This is the Ghost of Christmas Yet To Come and, if we have to believe his appearance, Scrooge’s future is more than bleak. Silently, the spirit takes Ebenezer, showing him the death of the unknown man. He sees as lawyers are fighting for his heritage - he seemed to be a very rich man without any legitimate heir - but no one else cares about him. Scrooge sees the Cratchits in mourning - Tiny Tim has died before the summer came, because his family didn’t have money to provide him with medicine and buy coal to warm up the house. They thank God that their cruel landlord is finally dead and they can hope that the next one will be better - because no one can be worse than the previous one.

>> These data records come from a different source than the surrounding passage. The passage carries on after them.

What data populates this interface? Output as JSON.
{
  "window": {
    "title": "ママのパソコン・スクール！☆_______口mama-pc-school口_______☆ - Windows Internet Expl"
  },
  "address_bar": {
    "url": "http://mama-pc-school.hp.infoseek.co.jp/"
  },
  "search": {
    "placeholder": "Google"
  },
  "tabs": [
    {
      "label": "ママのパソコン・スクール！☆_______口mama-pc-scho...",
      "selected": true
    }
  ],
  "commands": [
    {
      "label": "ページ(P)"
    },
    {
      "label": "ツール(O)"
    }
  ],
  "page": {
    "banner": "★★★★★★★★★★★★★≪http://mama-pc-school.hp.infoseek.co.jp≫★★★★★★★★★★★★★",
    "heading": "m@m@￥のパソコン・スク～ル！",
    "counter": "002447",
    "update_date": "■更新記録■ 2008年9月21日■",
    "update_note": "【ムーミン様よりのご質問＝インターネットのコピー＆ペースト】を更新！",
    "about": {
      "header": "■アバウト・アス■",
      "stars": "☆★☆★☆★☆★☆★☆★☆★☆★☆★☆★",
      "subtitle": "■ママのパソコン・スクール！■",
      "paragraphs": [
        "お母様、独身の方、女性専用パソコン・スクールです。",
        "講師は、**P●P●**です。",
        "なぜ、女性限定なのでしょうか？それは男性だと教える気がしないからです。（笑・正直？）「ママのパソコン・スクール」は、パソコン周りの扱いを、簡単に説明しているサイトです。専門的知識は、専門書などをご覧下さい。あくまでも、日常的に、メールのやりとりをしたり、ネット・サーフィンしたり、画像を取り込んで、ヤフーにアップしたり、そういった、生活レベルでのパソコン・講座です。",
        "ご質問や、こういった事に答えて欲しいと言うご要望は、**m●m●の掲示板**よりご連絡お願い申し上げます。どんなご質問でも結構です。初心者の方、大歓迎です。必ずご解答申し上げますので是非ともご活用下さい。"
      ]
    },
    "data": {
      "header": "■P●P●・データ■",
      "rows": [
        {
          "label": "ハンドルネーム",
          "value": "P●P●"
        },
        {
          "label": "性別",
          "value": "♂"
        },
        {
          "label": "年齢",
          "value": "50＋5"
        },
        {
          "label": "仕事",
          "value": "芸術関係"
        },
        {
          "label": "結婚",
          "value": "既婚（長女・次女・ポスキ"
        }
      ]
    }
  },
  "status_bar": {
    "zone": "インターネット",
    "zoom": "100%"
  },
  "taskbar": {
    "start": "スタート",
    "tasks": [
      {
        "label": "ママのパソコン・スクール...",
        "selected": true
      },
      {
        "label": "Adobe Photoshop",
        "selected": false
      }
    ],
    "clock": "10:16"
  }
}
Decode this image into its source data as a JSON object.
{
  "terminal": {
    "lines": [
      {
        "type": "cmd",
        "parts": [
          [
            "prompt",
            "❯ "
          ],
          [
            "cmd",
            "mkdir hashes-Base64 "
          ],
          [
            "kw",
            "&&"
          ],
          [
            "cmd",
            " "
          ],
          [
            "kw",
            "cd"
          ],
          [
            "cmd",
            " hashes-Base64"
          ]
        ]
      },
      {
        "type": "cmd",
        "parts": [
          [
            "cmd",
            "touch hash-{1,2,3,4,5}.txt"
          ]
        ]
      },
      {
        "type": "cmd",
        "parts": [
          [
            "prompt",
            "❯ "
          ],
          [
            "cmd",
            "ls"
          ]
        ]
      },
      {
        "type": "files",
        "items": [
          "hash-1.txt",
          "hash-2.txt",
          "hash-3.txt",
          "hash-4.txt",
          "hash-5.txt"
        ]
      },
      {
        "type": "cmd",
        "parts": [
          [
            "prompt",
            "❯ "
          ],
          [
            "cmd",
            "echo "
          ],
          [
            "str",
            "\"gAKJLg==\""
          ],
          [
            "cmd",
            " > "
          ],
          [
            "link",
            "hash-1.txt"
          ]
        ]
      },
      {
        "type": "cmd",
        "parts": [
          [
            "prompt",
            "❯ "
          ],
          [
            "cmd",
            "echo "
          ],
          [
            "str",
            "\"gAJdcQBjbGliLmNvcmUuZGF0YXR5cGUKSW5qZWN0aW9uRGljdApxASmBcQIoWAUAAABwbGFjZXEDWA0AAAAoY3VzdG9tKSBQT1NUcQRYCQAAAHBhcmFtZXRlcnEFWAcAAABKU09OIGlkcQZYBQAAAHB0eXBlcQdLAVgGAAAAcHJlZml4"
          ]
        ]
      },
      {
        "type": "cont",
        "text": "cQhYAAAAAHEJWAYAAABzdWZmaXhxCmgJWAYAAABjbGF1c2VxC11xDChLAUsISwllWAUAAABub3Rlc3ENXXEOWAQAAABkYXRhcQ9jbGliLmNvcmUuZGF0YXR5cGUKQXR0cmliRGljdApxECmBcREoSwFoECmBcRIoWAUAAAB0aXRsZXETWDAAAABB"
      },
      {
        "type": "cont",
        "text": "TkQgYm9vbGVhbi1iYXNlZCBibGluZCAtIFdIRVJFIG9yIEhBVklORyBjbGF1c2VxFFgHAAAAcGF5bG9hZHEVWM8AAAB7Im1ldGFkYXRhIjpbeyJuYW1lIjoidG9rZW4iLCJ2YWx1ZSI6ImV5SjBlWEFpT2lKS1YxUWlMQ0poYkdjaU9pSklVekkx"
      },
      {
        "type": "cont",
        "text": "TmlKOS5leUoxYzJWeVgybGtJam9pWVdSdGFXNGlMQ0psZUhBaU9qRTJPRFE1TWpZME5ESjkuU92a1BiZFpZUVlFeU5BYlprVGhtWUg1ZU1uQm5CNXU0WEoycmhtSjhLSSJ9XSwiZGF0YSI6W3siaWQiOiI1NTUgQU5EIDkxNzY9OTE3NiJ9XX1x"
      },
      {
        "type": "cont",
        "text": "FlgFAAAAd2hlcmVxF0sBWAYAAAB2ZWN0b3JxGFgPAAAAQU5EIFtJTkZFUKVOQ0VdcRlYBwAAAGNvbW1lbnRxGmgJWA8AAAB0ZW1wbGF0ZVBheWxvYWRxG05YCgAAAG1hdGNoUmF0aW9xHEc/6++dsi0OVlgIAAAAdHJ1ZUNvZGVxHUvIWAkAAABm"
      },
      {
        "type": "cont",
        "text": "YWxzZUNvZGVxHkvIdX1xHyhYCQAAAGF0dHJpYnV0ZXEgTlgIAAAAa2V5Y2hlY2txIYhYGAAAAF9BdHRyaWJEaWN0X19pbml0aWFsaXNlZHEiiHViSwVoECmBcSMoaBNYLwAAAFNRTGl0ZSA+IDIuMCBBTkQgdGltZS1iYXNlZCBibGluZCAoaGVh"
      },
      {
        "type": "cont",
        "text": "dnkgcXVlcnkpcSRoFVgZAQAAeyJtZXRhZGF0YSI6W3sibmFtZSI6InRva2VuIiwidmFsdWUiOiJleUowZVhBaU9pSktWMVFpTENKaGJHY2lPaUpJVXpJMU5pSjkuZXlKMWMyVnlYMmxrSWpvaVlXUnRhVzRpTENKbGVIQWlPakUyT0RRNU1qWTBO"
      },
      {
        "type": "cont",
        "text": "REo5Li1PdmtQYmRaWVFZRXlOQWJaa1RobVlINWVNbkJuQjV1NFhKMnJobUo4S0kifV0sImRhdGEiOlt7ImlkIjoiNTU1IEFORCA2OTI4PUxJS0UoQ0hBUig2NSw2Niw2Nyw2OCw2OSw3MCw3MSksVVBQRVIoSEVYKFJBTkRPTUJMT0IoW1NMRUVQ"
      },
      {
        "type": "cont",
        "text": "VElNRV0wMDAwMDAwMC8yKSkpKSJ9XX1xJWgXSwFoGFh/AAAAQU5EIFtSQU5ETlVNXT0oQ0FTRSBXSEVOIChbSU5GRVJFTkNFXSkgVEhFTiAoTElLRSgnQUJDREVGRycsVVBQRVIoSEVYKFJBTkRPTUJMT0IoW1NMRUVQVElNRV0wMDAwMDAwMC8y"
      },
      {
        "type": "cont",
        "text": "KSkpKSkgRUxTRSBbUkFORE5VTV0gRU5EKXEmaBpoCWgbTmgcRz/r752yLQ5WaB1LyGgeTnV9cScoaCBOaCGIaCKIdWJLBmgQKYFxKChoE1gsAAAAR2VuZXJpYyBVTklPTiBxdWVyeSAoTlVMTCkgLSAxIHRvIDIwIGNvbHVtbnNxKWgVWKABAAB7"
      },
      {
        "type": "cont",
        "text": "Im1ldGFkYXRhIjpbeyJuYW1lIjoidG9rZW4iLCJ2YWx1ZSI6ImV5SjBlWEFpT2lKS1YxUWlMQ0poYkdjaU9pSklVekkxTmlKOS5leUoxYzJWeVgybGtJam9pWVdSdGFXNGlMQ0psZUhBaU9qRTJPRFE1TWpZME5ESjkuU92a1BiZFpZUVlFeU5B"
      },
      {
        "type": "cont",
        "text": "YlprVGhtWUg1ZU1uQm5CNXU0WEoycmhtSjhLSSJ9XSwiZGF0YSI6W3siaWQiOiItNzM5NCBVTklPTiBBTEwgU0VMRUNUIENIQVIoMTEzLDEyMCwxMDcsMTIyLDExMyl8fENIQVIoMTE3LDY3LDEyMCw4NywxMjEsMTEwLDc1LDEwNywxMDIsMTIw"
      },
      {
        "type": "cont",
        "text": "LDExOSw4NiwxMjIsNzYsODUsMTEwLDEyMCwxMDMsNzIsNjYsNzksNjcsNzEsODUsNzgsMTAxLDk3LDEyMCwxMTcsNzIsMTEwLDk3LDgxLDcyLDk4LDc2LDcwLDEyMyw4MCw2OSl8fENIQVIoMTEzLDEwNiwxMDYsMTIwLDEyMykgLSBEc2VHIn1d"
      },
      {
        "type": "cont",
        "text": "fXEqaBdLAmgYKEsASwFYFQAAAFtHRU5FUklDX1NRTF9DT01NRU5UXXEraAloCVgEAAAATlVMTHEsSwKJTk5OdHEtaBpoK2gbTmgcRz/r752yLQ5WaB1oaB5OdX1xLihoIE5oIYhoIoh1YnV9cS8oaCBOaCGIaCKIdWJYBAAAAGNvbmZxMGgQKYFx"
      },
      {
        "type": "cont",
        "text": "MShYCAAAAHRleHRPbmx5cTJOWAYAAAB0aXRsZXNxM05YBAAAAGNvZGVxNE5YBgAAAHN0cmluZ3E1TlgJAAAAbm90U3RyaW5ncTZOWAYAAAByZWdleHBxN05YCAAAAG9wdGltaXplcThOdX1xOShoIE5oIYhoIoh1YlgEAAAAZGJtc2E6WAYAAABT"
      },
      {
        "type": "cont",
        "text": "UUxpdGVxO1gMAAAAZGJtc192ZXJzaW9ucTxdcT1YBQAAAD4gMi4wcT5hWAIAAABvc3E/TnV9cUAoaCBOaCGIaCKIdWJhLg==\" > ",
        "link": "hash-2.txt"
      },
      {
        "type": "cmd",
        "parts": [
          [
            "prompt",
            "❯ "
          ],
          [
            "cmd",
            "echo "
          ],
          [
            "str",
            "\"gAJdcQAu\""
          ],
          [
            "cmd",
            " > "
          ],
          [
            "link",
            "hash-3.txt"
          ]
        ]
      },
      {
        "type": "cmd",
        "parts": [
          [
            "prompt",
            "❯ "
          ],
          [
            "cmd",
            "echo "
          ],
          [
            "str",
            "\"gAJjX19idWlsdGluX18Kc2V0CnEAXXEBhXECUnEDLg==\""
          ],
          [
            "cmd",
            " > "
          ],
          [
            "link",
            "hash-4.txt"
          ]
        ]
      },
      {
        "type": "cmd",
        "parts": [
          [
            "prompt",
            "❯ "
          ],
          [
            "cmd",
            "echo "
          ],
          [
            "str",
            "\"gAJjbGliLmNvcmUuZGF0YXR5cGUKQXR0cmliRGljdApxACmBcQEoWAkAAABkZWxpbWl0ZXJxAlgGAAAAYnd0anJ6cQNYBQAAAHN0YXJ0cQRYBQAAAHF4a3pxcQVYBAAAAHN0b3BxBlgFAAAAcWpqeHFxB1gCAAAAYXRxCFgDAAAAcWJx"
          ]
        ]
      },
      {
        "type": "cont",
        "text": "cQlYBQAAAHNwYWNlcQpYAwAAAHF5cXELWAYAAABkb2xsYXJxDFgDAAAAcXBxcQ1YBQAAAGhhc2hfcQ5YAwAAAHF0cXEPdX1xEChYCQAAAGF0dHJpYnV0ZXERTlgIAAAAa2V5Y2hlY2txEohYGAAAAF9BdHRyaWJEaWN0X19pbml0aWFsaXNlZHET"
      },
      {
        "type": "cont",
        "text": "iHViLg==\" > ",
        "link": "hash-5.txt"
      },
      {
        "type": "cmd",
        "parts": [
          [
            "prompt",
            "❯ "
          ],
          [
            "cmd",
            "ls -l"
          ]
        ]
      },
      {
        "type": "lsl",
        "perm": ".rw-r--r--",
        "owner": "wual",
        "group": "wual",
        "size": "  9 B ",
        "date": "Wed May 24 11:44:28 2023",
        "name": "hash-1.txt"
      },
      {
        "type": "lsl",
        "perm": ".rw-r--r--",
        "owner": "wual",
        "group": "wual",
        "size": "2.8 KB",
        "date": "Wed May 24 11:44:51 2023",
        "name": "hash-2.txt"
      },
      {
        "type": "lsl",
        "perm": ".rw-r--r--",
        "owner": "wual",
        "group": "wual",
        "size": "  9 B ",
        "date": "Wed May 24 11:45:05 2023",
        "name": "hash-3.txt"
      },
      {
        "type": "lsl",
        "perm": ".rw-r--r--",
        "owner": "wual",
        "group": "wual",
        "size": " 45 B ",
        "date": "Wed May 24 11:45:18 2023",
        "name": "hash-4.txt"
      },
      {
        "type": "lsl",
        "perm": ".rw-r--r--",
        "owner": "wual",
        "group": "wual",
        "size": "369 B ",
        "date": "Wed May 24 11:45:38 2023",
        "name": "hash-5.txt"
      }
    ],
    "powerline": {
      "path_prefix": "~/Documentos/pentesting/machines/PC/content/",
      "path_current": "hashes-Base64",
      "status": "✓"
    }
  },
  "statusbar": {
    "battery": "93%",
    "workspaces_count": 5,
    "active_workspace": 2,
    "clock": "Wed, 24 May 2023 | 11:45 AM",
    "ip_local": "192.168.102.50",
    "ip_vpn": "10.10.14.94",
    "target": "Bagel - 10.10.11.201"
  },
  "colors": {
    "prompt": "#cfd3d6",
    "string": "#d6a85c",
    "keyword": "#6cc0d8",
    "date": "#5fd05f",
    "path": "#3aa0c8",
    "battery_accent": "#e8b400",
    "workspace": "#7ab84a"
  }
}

Seeing familiar faces, Scrooge gradually starts to understand who they all are talking about. He begs the Ghost to reveal the name of the deceased, but it remains silent until the funeral, attended by no one. Than the Ghost just points to the tombstone, letting Ebenezer come closer and read his own name carved in stone. Scrooge rushes to the Ghost, pleading to give him another chance and promising to reform and undo as much harm he caused as it is still possible. The spirit remains silent, but when it understands that Ebenezer now is completely sincere, it disappears, returning the old man back to his bed, safe and sane.
Ebenezer is overjoyed: he feels like a shipwreck survivor who just had his second birthday. He jumps out of his bed, just to understand that it isn’t as late as he thought - he slept not more than couple of hours and the streets are still lit with the holiday lanterns. Scrooge dresses up and rushes outside, buying the biggest Christmas turkey and ordering it to be delivered to the Cratchits’ house immediately. Then he rides to Fred’s house and joins the party, that is as lavish as he saw in his dream. Fred is shocked and glad to see his uncle in such an incredibly good mood. They reconcile immediately and never speak about their argument again.
We see the years passing by. Ebenezer Scrooge survived not only the next Christmas, but lots and lots of others. But every Christmas now was a holiday for him. He became a much better man in general, not only one day in a year. Scrooge treated Cratchit as a faithful friend, not just as a tool for making money. He bought Tiny Tim medicine the boy needed and soon he grew up as healthy and strong as other kids, not suffering from illnesses and malnourishment anymore. Moreover, Ebenezer treated him as his own grandson - teaching Tiny Tim the things that Fezziwig tried to teach himself once. Scrooge finally understood the importance of that lessons and learned them anew.
Every year he bought a turkey to the Cratchits, making it a good tradition and also a remembrance about his miraculous transformation. Scrooge never refused the charity collectors anymore and even came to like buying and giving the gifts to the poor people himself. His newly found kindness, warmth and generosity turned him from grumpy and greedy, if not outright cruel old man no one would cry after, to the embodiment of the Christmas spirit. Though his family life with Belle is the only thing Ebenezer can’t revert and redeem, he found the new family - his nephew, his clerk and lots and lots of people he helped.